Segment Start: Dataset entries

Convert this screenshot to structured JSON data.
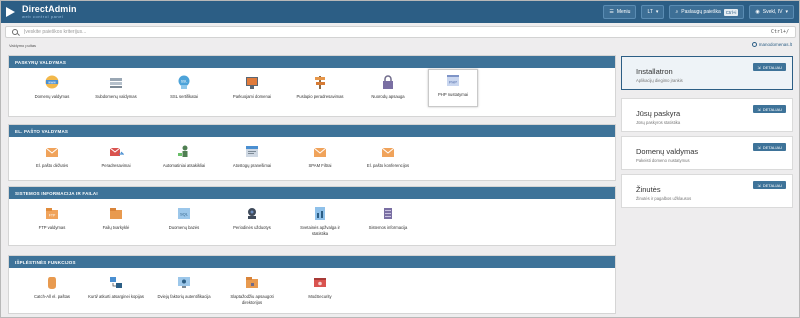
{
  "app": {
    "title": "DirectAdmin",
    "subtitle": "web control panel"
  },
  "topbar": {
    "menu_label": "Meniu",
    "lang_label": "LT",
    "search_label": "Paslaugų paieška",
    "search_kbd": "Ctrl+i",
    "user_label": "Svekl, IV"
  },
  "search": {
    "placeholder": "Įveskite paieškos kriterijus...",
    "shortcut": "Ctrl+/"
  },
  "breadcrumb": "Valdymo pultas",
  "domain": "manodomenas.lt",
  "sections": [
    {
      "title": "PASKYRŲ VALDYMAS",
      "items": [
        {
          "label": "Domenų valdymas",
          "icon": "domain-icon"
        },
        {
          "label": "Subdomenų valdymas",
          "icon": "subdomain-icon"
        },
        {
          "label": "SSL sertifikatai",
          "icon": "ssl-icon"
        },
        {
          "label": "Parkuojami domenai",
          "icon": "parked-domain-icon"
        },
        {
          "label": "Puslapio peradresavimas",
          "icon": "redirect-icon"
        },
        {
          "label": "Nuorodų apsauga",
          "icon": "lock-icon"
        },
        {
          "label": "PHP nustatymai",
          "icon": "php-icon"
        }
      ]
    },
    {
      "title": "EL. PAŠTO VALDYMAS",
      "items": [
        {
          "label": "El. pašto dėžutės",
          "icon": "mailbox-icon"
        },
        {
          "label": "Peradresavimai",
          "icon": "mail-forward-icon"
        },
        {
          "label": "Automatiniai atsakikliai",
          "icon": "autoresponder-icon"
        },
        {
          "label": "Atostogų pranešimai",
          "icon": "vacation-icon"
        },
        {
          "label": "SPAM Filtrai",
          "icon": "spam-filter-icon"
        },
        {
          "label": "El. pašto konferencijos",
          "icon": "mailing-list-icon"
        }
      ]
    },
    {
      "title": "SISTEMOS INFORMACIJA IR FAILAI",
      "items": [
        {
          "label": "FTP valdymas",
          "icon": "ftp-icon"
        },
        {
          "label": "Failų tvarkyklė",
          "icon": "file-manager-icon"
        },
        {
          "label": "Duomenų bazės",
          "icon": "database-icon"
        },
        {
          "label": "Periodinės užduotys",
          "icon": "cron-icon"
        },
        {
          "label": "Svetainės apžvalga ir statistika",
          "icon": "statistics-icon"
        },
        {
          "label": "Sistemos informacija",
          "icon": "system-info-icon"
        }
      ]
    },
    {
      "title": "IŠPLĖSTINĖS FUNKCIJOS",
      "items": [
        {
          "label": "Catch-All el. paštas",
          "icon": "catch-all-icon"
        },
        {
          "label": "Kurti/ atkurti atsarginei kopijas",
          "icon": "backup-icon"
        },
        {
          "label": "Dviejų faktorių autentifikacija",
          "icon": "two-factor-icon"
        },
        {
          "label": "Slaptažodžiu apsaugoti direktorijos",
          "icon": "protected-dir-icon"
        },
        {
          "label": "ModSecurity",
          "icon": "modsecurity-icon"
        }
      ]
    }
  ],
  "cards": [
    {
      "title": "Installatron",
      "desc": "Aplikacijų diegimo įrankis",
      "button": "DETALIAU"
    },
    {
      "title": "Jūsų paskyra",
      "desc": "Jūsų paskyros statistika",
      "button": "DETALIAU"
    },
    {
      "title": "Domenų valdymas",
      "desc": "Pakeisti domeno nustatymus",
      "button": "DETALIAU"
    },
    {
      "title": "Žinutės",
      "desc": "Žinutės ir pagalbos užklausos",
      "button": "DETALIAU"
    }
  ],
  "colors": {
    "topbar": "#2c5e85",
    "section_header": "#3e7399",
    "accent": "#3e7399"
  }
}
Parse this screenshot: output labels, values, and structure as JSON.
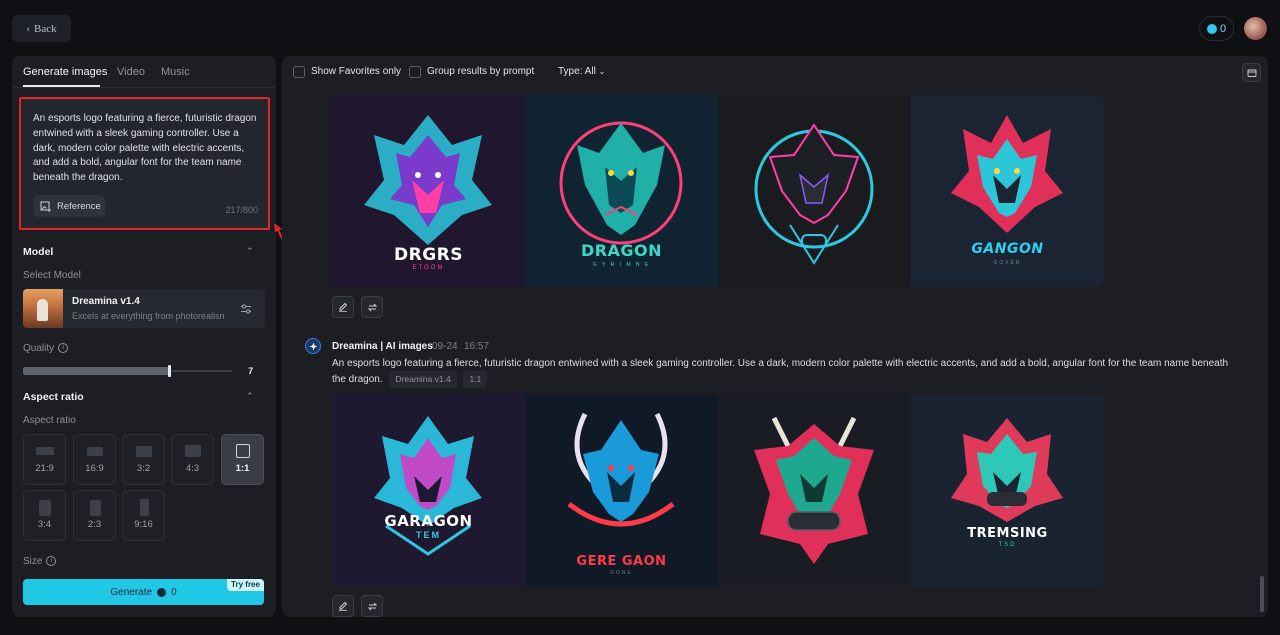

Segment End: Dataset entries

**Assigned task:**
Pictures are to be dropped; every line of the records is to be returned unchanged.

**Task output:**
Convert this screenshot to structured JSON data.
{
  "app": {
    "title": "DirectAdmin",
    "subtitle": "web control panel"
  },
  "topbar": {
    "menu_label": "Meniu",
    "lang_label": "LT",
    "search_label": "Paslaugų paieška",
    "search_kbd": "Ctrl+i",
    "user_label": "Svekl, IV"
  },
  "search": {
    "placeholder": "Įveskite paieškos kriterijus...",
    "shortcut": "Ctrl+/"
  },
  "breadcrumb": "Valdymo pultas",
  "domain": "manodomenas.lt",
  "sections": [
    {
      "title": "PASKYRŲ VALDYMAS",
      "items": [
        {
          "label": "Domenų valdymas",
          "icon": "domain-icon"
        },
        {
          "label": "Subdomenų valdymas",
          "icon": "subdomain-icon"
        },
        {
          "label": "SSL sertifikatai",
          "icon": "ssl-icon"
        },
        {
          "label": "Parkuojami domenai",
          "icon": "parked-domain-icon"
        },
        {
          "label": "Puslapio peradresavimas",
          "icon": "redirect-icon"
        },
        {
          "label": "Nuorodų apsauga",
          "icon": "lock-icon"
        },
        {
          "label": "PHP nustatymai",
          "icon": "php-icon"
        }
      ]
    },
    {
      "title": "EL. PAŠTO VALDYMAS",
      "items": [
        {
          "label": "El. pašto dėžutės",
          "icon": "mailbox-icon"
        },
        {
          "label": "Peradresavimai",
          "icon": "mail-forward-icon"
        },
        {
          "label": "Automatiniai atsakikliai",
          "icon": "autoresponder-icon"
        },
        {
          "label": "Atostogų pranešimai",
          "icon": "vacation-icon"
        },
        {
          "label": "SPAM Filtrai",
          "icon": "spam-filter-icon"
        },
        {
          "label": "El. pašto konferencijos",
          "icon": "mailing-list-icon"
        }
      ]
    },
    {
      "title": "SISTEMOS INFORMACIJA IR FAILAI",
      "items": [
        {
          "label": "FTP valdymas",
          "icon": "ftp-icon"
        },
        {
          "label": "Failų tvarkyklė",
          "icon": "file-manager-icon"
        },
        {
          "label": "Duomenų bazės",
          "icon": "database-icon"
        },
        {
          "label": "Periodinės užduotys",
          "icon": "cron-icon"
        },
        {
          "label": "Svetainės apžvalga ir statistika",
          "icon": "statistics-icon"
        },
        {
          "label": "Sistemos informacija",
          "icon": "system-info-icon"
        }
      ]
    },
    {
      "title": "IŠPLĖSTINĖS FUNKCIJOS",
      "items": [
        {
          "label": "Catch-All el. paštas",
          "icon": "catch-all-icon"
        },
        {
          "label": "Kurti/ atkurti atsarginei kopijas",
          "icon": "backup-icon"
        },
        {
          "label": "Dviejų faktorių autentifikacija",
          "icon": "two-factor-icon"
        },
        {
          "label": "Slaptažodžiu apsaugoti direktorijos",
          "icon": "protected-dir-icon"
        },
        {
          "label": "ModSecurity",
          "icon": "modsecurity-icon"
        }
      ]
    }
  ],
  "cards": [
    {
      "title": "Installatron",
      "desc": "Aplikacijų diegimo įrankis",
      "button": "DETALIAU"
    },
    {
      "title": "Jūsų paskyra",
      "desc": "Jūsų paskyros statistika",
      "button": "DETALIAU"
    },
    {
      "title": "Domenų valdymas",
      "desc": "Pakeisti domeno nustatymus",
      "button": "DETALIAU"
    },
    {
      "title": "Žinutės",
      "desc": "Žinutės ir pagalbos užklausos",
      "button": "DETALIAU"
    }
  ],
  "colors": {
    "topbar": "#2c5e85",
    "section_header": "#3e7399",
    "accent": "#3e7399"
  }
}
Parse this screenshot: output labels, values, and structure as JSON.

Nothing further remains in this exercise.